More than 60,000 people signed petitions calling for Mr. Capay's release from segregation as part of a public outcry. The Ontario government has launched a 25-member team to examine conditions in segregation cells across the province and the Corrections Minister says he has appealed for more funding to respond.
The Prison Justice Society acknowledged provincial and federal correctional officials have taken some steps to limit the use of solitary confinement over the years, but its clients continue to be held in long-term isolation and in conditions that "violate basic standards of human dignity."
"In our view, any scheme that continues to allow for the solitary confinement of prisoners for any amount of time would allow such abuses to continue," the report said.

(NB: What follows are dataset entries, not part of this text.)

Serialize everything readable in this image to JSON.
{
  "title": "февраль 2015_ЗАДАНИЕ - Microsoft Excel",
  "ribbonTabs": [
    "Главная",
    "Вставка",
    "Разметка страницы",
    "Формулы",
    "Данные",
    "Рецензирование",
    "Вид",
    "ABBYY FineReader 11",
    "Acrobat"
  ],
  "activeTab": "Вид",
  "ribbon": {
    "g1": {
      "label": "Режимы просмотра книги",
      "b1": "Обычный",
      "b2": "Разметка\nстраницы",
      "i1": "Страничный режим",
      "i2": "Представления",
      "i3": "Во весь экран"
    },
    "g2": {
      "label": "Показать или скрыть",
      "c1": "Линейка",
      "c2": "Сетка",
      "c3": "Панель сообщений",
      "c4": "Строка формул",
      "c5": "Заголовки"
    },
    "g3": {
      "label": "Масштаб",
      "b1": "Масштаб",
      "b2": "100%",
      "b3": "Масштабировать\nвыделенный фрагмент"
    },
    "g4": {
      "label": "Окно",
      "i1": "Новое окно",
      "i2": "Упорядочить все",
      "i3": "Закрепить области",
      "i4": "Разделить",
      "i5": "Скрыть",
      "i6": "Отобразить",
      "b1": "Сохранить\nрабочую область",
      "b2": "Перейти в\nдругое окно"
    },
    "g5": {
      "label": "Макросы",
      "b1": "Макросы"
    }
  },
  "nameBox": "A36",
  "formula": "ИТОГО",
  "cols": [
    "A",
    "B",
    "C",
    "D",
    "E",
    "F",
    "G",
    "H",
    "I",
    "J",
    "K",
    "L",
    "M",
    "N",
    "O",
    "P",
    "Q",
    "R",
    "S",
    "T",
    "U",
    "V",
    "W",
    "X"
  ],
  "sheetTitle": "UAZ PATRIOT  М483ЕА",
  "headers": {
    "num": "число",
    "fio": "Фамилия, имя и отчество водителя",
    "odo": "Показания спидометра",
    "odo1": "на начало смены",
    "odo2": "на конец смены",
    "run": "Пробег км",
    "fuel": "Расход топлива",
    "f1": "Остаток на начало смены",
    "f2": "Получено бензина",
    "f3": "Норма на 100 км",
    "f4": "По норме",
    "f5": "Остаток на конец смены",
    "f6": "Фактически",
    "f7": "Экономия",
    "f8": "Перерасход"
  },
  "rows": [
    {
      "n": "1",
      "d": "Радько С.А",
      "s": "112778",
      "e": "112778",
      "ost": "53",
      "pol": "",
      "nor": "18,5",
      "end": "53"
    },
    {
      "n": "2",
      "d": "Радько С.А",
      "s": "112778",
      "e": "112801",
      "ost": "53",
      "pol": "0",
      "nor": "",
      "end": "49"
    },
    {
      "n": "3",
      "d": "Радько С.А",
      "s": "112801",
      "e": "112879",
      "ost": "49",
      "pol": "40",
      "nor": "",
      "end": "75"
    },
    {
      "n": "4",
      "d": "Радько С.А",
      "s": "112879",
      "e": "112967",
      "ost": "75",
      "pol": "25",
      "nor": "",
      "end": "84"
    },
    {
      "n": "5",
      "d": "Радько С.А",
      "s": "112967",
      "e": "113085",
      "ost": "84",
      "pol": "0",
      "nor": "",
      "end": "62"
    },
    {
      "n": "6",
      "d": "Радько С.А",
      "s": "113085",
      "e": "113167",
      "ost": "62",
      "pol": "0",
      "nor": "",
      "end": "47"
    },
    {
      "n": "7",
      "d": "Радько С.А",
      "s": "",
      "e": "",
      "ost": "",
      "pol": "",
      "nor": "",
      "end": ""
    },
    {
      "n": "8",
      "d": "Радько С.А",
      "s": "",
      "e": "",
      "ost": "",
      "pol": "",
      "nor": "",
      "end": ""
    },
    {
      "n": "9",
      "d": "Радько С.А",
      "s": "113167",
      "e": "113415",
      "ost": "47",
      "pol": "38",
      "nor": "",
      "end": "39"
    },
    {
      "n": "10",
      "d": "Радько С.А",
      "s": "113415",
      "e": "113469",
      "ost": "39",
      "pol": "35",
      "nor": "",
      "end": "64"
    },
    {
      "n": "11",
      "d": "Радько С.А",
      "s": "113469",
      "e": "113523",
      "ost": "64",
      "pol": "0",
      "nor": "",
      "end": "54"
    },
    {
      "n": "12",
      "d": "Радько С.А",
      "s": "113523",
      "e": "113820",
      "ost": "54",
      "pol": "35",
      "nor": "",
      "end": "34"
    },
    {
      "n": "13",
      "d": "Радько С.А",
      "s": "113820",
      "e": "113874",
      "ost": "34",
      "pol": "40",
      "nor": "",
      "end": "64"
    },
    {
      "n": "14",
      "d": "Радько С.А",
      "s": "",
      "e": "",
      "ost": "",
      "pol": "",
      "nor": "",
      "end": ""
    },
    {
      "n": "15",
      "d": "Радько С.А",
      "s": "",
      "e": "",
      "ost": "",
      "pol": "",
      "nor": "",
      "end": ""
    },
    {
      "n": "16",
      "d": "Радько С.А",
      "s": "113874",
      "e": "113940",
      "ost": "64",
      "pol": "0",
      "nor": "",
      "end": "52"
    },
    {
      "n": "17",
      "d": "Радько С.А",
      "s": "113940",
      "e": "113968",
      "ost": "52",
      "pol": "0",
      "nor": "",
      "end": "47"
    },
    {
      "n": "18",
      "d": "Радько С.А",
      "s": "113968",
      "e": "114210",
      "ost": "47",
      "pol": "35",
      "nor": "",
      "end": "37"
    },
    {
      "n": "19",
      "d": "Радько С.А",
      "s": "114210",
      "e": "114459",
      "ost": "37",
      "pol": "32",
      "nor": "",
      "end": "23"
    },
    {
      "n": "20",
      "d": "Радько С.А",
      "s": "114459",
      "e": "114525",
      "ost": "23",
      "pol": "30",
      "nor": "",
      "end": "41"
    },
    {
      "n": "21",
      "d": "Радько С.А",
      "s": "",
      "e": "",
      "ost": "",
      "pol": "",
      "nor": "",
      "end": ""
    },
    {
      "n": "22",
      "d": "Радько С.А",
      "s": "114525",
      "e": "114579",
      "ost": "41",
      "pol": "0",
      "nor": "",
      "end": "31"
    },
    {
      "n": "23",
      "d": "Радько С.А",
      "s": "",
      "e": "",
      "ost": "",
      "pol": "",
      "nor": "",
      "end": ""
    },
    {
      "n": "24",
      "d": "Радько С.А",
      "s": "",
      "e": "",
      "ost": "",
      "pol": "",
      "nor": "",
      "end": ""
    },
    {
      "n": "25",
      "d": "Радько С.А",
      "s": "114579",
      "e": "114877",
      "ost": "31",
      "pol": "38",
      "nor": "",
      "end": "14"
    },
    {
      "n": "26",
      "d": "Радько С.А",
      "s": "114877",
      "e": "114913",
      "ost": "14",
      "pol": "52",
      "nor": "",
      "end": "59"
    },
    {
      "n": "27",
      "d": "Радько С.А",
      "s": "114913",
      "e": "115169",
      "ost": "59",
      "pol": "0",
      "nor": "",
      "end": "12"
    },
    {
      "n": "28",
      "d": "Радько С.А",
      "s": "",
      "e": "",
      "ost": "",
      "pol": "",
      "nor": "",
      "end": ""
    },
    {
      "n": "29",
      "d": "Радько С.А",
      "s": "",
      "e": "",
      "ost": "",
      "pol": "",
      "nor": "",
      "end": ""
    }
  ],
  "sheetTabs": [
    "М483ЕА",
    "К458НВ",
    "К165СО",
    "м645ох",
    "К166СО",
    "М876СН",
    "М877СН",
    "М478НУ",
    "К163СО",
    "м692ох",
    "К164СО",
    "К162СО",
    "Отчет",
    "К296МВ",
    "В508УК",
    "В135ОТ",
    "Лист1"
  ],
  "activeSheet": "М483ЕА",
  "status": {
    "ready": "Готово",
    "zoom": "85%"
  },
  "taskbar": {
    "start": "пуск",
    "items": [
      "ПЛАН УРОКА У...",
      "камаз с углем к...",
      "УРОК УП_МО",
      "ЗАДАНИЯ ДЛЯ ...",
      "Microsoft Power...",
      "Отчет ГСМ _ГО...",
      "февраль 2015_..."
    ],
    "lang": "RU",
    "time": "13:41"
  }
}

Jennifer Metcalfe, a lawyer and executive director of the society's Prisoners' Legal Services clinic, said it has received 728 calls from federal prisoners requesting assistance with their segregation placement since Jan. 1, 2012. It has received 424 calls from provincial inmates over that same time period.
Ms. Metcalfe said in an interview the report was intended to offer a blueprint on how to move away from the use of solitary. It recommended, among other things, the definition of prisoners with mental-health needs be broadened, and more mental-health units be developed.
If solitary confinement is not abolished, the report said correctional administrators should be required to report all segregation placements to external oversight bodies.
"We've asked for an abolition of solitary confinement, in hopes they will eventually get rid of those regimes. But in the meantime, we need to ensure that there's enough procedural fairness in those regimes," Ms. Metcalfe said.
Correctional Service Canada and B.C. Corrections would not directly answer when asked about abolishing the use of solitary.
Correctional Service Canada said in a statement "a number of safeguards are in place to ensure that all placements in segregation are reviewed on an ongoing basis and all alternatives to segregation are considered for all offenders."
The statement said Correctional Service Canada "continues to discuss and examine its policy framework and operations in regards to administrative segregation."
B.C. Corrections made a similar statement, writing that it is "currently examining its use of segregation and looking at alternative ways to manage inmates with significant mental health needs or behavioural issues."
Jason Godin, national president of the Union of Canadian Correctional Officers, which represents 7,400 correctional officers at federal institutions across the country, said in an interview abolishing the use of segregation would be "absurd."
"Calling for the abolishment of segregation would be taking tools away from the Correctional Service of Canada, including correctional officers. It could make it very, very dangerous for us," he said.
"We use solitary confinement for all kinds of reasons. Obviously, there's disciplinary reasons. There's safety and security of the institution, there's other reasons where inmates may be assaulting another inmate, or assaulting staff members."
The report said there has been a reduction in the use of solitary at federal institutions of late, but the society has not been able to obtain meaningful recent data from B.C. Corrections. The report said the society is concerned the use of solitary confinement in British Columbia is high.
B.C. Corrections in its statement that in 2015-16, about 5 per cent of its daily inmate count involved individuals housed in segregation. It said one individual was held in segregation for more than 125 days, but did not provide further details.
One of the society's clients quoted in the report said he was at a federal institution in 2014 when he was accused of plotting assaults against other inmates. He denied the allegations but was sent to a segregation cell. The man, who had a history of suicide attempts, hanged himself six days later. He was found unresponsive in his cell but ultimately survived.
A woman who was in the provincial jail system told the society she had severe anxiety whenever she was placed in segregation. She said she would harm herself when isolated.
"Time seemed like it was endless. I couldn't handle being locked in there. It was driving me insane. I would self-mutilate – if I had anything sharp, I would cut my wrist. I would do anything to get them to open the door, so I could lose that trapped, panicked, claustrophobic feeling," she said.